Where to get pre-approved
You can apply for pre-approval from any lender that offers mortgage products. Getting pre-approved by different lenders can help you compare rates and terms before you commit to a mortgage.
Our list of best mortgage lenders is a great place to start your search. We’ve analyzed loan amounts, credit requirements, interest rates, customer service, and more to ensure you’ll be in good hands when you apply for pre-approval.
Frequently asked questions
Yes, you can be pre-approved for a mortgage when you are self-employed, but you may have to provide additional information along the way. This includes proof of consistent income, including two years of tax returns and bank statements as well as client names, and investments or assets.
Generally, yes. But shopping around is important and not necessarily something that credit bureaus want to punish you for.

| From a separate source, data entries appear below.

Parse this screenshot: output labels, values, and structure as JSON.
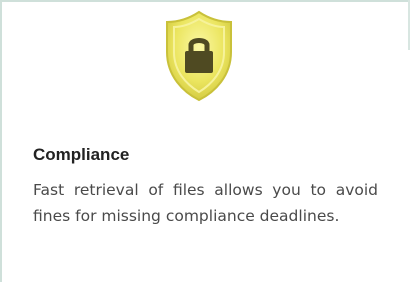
{
  "feature": {
    "icon": "shield-lock-icon",
    "title": "Compliance",
    "description": "Fast retrieval of files allows you to avoid fines for missing compliance deadlines."
  },
  "colors": {
    "shield_outer": "#e9e45a",
    "shield_inner": "#f2ee7c",
    "shield_border": "#c9c13a",
    "lock_body": "#4f4a22",
    "frame": "#cfe0da",
    "title": "#222222",
    "text": "#4a4a4a"
  }
}
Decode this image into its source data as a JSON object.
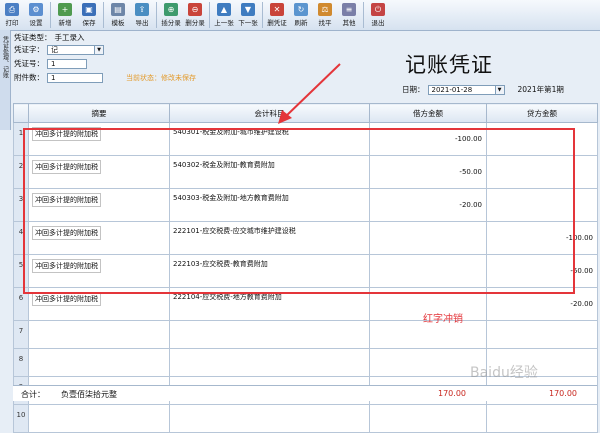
{
  "toolbar": {
    "buttons": [
      {
        "label": "打印",
        "color": "#4b7fc4"
      },
      {
        "label": "设置",
        "color": "#5c8fd0"
      },
      {
        "label": "新增",
        "color": "#4f9a4f"
      },
      {
        "label": "保存",
        "color": "#3a6fb8"
      },
      {
        "label": "模板",
        "color": "#6d86a8"
      },
      {
        "label": "导出",
        "color": "#4a8ec2"
      },
      {
        "label": "插分录",
        "color": "#3d9a6d"
      },
      {
        "label": "删分录",
        "color": "#c9443a"
      },
      {
        "label": "上一张",
        "color": "#3f7cc0"
      },
      {
        "label": "下一张",
        "color": "#3f7cc0"
      },
      {
        "label": "删凭证",
        "color": "#c9443a"
      },
      {
        "label": "刷新",
        "color": "#5b95cf"
      },
      {
        "label": "找平",
        "color": "#d08a2f"
      },
      {
        "label": "其他",
        "color": "#7a7fa8"
      },
      {
        "label": "退出",
        "color": "#c44444"
      }
    ]
  },
  "sidetab": {
    "label": "凭证处理、记账"
  },
  "form": {
    "voucher_type_label": "凭证类型：",
    "voucher_type_value": "手工录入",
    "voucher_word_label": "凭证字：",
    "voucher_word_value": "记",
    "voucher_no_label": "凭证号：",
    "voucher_no_value": "1",
    "attachments_label": "附件数：",
    "attachments_value": "1",
    "status_text": "当前状态：修改未保存"
  },
  "title": "记账凭证",
  "date": {
    "label": "日期：",
    "value": "2021-01-28",
    "period": "2021年第1期"
  },
  "table": {
    "headers": [
      "摘要",
      "会计科目",
      "借方金额",
      "贷方金额"
    ],
    "rows": [
      {
        "num": "1",
        "summary": "冲回多计提的附加税",
        "account": "540301-税金及附加-城市维护建设税",
        "debit": "-100.00",
        "credit": ""
      },
      {
        "num": "2",
        "summary": "冲回多计提的附加税",
        "account": "540302-税金及附加-教育费附加",
        "debit": "-50.00",
        "credit": ""
      },
      {
        "num": "3",
        "summary": "冲回多计提的附加税",
        "account": "540303-税金及附加-地方教育费附加",
        "debit": "-20.00",
        "credit": ""
      },
      {
        "num": "4",
        "summary": "冲回多计提的附加税",
        "account": "222101-应交税费-应交城市维护建设税",
        "debit": "",
        "credit": "-100.00"
      },
      {
        "num": "5",
        "summary": "冲回多计提的附加税",
        "account": "222103-应交税费-教育费附加",
        "debit": "",
        "credit": "-50.00"
      },
      {
        "num": "6",
        "summary": "冲回多计提的附加税",
        "account": "222104-应交税费-地方教育费附加",
        "debit": "",
        "credit": "-20.00"
      }
    ],
    "blank_rows": [
      "7",
      "8",
      "9",
      "10"
    ]
  },
  "footer": {
    "label": "合计：",
    "amount_words": "负壹佰柒拾元整",
    "debit_total": "170.00",
    "credit_total": "170.00"
  },
  "annotation": {
    "label": "红字冲销",
    "color": "#e4353a"
  },
  "watermark": "Baidu经验"
}
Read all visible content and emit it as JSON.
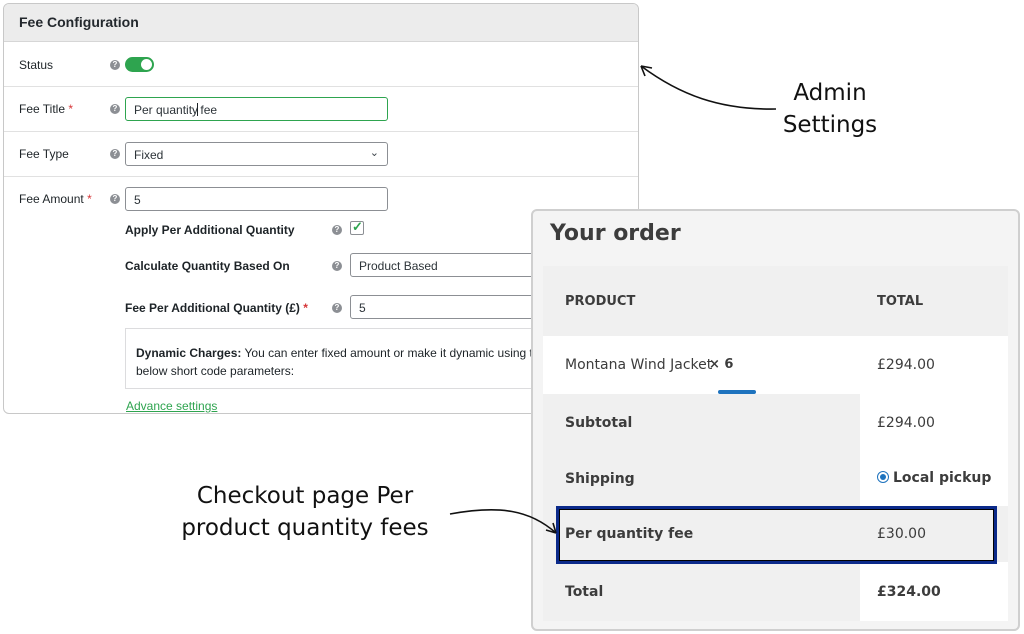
{
  "admin": {
    "header_title": "Fee Configuration",
    "status_label": "Status",
    "status_enabled": true,
    "fee_title_label": "Fee Title",
    "fee_title_value_before_caret": "Per quantity",
    "fee_title_value_after_caret": " fee",
    "fee_type_label": "Fee Type",
    "fee_type_value": "Fixed",
    "fee_amount_label": "Fee Amount",
    "fee_amount_value": "5",
    "required_mark": "*",
    "apply_per_additional_label": "Apply Per Additional Quantity",
    "apply_per_additional_checked": true,
    "calculate_based_on_label": "Calculate Quantity Based On",
    "calculate_based_on_value": "Product Based",
    "fee_per_additional_label": "Fee Per Additional Quantity (£)",
    "fee_per_additional_value": "5",
    "dynamic_charges_bold": "Dynamic Charges:",
    "dynamic_charges_text": " You can enter fixed amount or make it dynamic using th",
    "dynamic_charges_line2": "below short code parameters:",
    "advance_settings_link": "Advance settings",
    "help_glyph": "?"
  },
  "checkout": {
    "title": "Your order",
    "col_product": "PRODUCT",
    "col_total": "TOTAL",
    "item_name": "Montana Wind Jacket",
    "item_qty": "× 6",
    "item_total": "£294.00",
    "subtotal_label": "Subtotal",
    "subtotal_value": "£294.00",
    "shipping_label": "Shipping",
    "shipping_value": "Local pickup",
    "fee_label": "Per quantity fee",
    "fee_value": "£30.00",
    "total_label": "Total",
    "total_value": "£324.00"
  },
  "annotations": {
    "admin_line1": "Admin",
    "admin_line2": "Settings",
    "checkout_line1": "Checkout page Per",
    "checkout_line2": "product quantity fees"
  },
  "colors": {
    "accent_green": "#2ea44f",
    "highlight_blue": "#0b2a8a",
    "link_blue": "#1e73be"
  },
  "icons": {
    "help": "question-circle-icon",
    "dropdown": "chevron-down-icon",
    "checkbox": "checkmark-icon",
    "radio": "radio-selected-icon"
  }
}
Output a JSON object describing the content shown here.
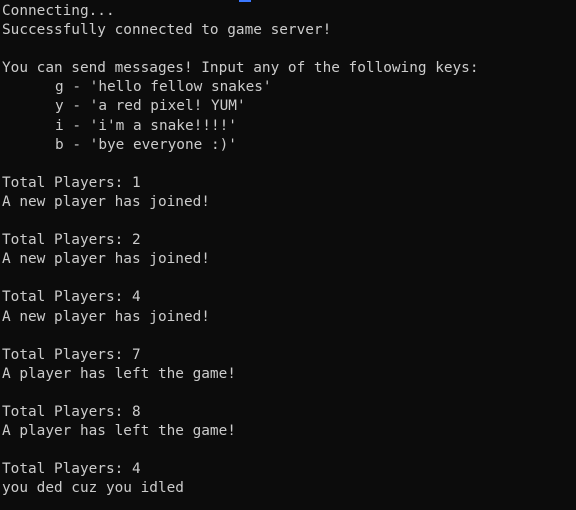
{
  "terminal": {
    "connecting": "Connecting...",
    "connected": "Successfully connected to game server!",
    "instructions": "You can send messages! Input any of the following keys:",
    "keys": [
      {
        "text": "g - 'hello fellow snakes'"
      },
      {
        "text": "y - 'a red pixel! YUM'"
      },
      {
        "text": "i - 'i'm a snake!!!!'"
      },
      {
        "text": "b - 'bye everyone :)'"
      }
    ],
    "events": [
      {
        "count": "Total Players: 1",
        "message": "A new player has joined!"
      },
      {
        "count": "Total Players: 2",
        "message": "A new player has joined!"
      },
      {
        "count": "Total Players: 4",
        "message": "A new player has joined!"
      },
      {
        "count": "Total Players: 7",
        "message": "A player has left the game!"
      },
      {
        "count": "Total Players: 8",
        "message": "A player has left the game!"
      },
      {
        "count": "Total Players: 4",
        "message": "you ded cuz you idled"
      }
    ]
  },
  "colors": {
    "background": "#0c0c0c",
    "text": "#cccccc",
    "accent": "#3b78ff"
  }
}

If you apply with several lenders within a short period—for example, two weeks or less—your hard inquiries will likely be lumped into one, effectively hitting your credit report a single time.
Hard inquiries are typical but not universal, so you may be able to find lenders that work with a soft inquiry. The best bet is to inquire with each lender and read the fine print before you submit your application.
You can read more about hard vs soft credit inquiries here.
Yes; in fact, there are major benefits to getting more than one pre-approval. Instead of relying on a single lender, you can compare rates and terms. Look at least three lenders to determine the rate range you fall into and the terms you’re likely eligible for.
Not necessarily. Factors such as a change in employment or an increase in debt could cause lenders to withdraw their approval. But most people who are pre-approved will be able to get a mortgage loan.
Typically, mortgage pre-approvals are good for 60 to 90 days. Your pre-approval letter will include specific information about how much time you have.
Regardless, you shouldn’t wait too long, because, after about a month, inquiries from your pre-approval process will register on your credit report and can temporarily lower your credit score. That can hurt your efforts in the long run.
Author: Jennifer Lobb